Your objective>
Whenever a line contains the string "this", copy it out of the entries.

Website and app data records
******

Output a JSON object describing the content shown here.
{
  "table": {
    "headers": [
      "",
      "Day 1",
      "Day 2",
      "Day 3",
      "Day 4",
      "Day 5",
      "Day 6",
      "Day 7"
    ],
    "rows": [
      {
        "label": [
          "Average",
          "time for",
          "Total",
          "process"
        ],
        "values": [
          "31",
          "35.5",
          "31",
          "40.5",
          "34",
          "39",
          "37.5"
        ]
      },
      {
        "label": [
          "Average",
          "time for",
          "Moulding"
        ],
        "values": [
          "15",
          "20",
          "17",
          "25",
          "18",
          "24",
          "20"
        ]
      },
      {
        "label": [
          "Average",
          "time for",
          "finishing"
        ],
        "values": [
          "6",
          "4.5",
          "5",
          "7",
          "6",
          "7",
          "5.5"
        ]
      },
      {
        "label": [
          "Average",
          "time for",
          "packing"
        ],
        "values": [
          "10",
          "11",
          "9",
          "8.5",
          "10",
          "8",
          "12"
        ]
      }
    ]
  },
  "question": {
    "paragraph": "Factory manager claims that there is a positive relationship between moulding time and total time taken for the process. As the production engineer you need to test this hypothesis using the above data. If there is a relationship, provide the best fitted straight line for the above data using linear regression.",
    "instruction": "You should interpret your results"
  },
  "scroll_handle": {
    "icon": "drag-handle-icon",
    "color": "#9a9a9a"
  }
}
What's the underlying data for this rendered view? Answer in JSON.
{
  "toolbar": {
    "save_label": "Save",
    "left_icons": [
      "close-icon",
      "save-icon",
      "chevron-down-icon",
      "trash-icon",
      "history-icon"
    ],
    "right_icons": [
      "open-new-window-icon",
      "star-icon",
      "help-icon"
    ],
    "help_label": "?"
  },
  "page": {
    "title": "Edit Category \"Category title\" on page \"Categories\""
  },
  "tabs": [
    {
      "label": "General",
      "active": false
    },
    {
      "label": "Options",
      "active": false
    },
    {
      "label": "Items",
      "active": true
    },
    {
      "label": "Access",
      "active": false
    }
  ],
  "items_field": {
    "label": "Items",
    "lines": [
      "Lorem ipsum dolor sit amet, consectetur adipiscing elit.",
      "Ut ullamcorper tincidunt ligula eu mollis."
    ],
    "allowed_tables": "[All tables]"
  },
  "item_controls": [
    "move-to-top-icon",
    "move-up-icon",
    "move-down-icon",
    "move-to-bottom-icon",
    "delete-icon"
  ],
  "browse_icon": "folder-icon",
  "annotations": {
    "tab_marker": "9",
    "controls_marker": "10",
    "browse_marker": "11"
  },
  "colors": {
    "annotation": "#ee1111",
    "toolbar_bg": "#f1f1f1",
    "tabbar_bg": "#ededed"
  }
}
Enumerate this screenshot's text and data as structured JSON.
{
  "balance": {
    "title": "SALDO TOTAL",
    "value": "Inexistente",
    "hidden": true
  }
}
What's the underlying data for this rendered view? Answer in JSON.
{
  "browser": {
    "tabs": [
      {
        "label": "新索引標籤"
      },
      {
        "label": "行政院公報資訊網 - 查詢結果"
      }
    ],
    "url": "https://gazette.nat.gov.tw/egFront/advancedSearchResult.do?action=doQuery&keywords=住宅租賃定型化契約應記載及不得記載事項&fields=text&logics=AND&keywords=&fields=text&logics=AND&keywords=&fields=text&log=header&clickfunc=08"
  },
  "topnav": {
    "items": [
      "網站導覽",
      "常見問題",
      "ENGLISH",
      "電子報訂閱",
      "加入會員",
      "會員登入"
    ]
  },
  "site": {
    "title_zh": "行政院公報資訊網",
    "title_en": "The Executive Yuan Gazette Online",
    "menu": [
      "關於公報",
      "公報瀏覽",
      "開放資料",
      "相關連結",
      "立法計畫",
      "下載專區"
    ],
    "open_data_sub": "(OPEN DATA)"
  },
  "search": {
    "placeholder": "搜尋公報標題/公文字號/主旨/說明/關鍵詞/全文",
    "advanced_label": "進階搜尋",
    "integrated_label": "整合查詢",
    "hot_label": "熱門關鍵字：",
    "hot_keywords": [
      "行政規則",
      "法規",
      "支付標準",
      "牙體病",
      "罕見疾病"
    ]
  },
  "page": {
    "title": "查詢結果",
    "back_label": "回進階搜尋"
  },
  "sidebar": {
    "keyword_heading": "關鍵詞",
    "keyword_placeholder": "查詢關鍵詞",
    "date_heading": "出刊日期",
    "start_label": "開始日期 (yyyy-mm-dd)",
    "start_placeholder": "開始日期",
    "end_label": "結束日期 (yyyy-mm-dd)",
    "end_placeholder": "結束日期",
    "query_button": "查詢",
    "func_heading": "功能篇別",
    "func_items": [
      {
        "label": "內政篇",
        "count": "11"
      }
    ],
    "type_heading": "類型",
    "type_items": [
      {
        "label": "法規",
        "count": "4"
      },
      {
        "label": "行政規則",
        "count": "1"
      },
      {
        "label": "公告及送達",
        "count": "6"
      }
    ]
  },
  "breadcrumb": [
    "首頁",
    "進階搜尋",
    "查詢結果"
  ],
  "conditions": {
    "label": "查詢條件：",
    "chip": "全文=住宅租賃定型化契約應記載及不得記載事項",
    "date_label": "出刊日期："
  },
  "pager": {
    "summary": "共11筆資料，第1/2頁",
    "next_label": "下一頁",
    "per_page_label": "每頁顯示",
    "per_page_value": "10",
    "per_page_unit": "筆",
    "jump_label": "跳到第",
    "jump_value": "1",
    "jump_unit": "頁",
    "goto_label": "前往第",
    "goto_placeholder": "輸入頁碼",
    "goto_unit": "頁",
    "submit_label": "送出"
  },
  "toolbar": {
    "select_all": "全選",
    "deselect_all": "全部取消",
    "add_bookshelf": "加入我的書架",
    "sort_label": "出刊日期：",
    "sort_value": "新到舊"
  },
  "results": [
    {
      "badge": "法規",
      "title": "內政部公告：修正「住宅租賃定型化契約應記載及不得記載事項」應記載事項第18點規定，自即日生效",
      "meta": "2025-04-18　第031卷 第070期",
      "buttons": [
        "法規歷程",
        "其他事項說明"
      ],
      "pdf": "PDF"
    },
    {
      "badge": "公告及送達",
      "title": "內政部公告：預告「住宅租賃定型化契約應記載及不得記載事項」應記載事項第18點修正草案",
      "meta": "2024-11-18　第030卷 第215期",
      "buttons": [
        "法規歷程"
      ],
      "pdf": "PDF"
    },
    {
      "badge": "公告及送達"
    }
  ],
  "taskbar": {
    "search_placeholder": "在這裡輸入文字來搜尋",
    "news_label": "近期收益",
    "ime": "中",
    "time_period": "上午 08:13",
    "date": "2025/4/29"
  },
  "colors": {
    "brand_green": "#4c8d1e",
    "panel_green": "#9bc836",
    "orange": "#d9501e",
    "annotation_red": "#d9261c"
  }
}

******

Response to the exercise>
    "paragraph": "Factory manager claims that there is a positive relationship between moulding time and total time taken for the process. As the production engineer you need to test this hypothesis using the above data. If there is a relationship, provide the best fitted straight line for the above data using linear regression.",
What's the underlying data for this rendered view? Answer in JSON.
Enumerate this screenshot's text and data as structured JSON.
What's the underlying data for this rendered view? Answer in JSON.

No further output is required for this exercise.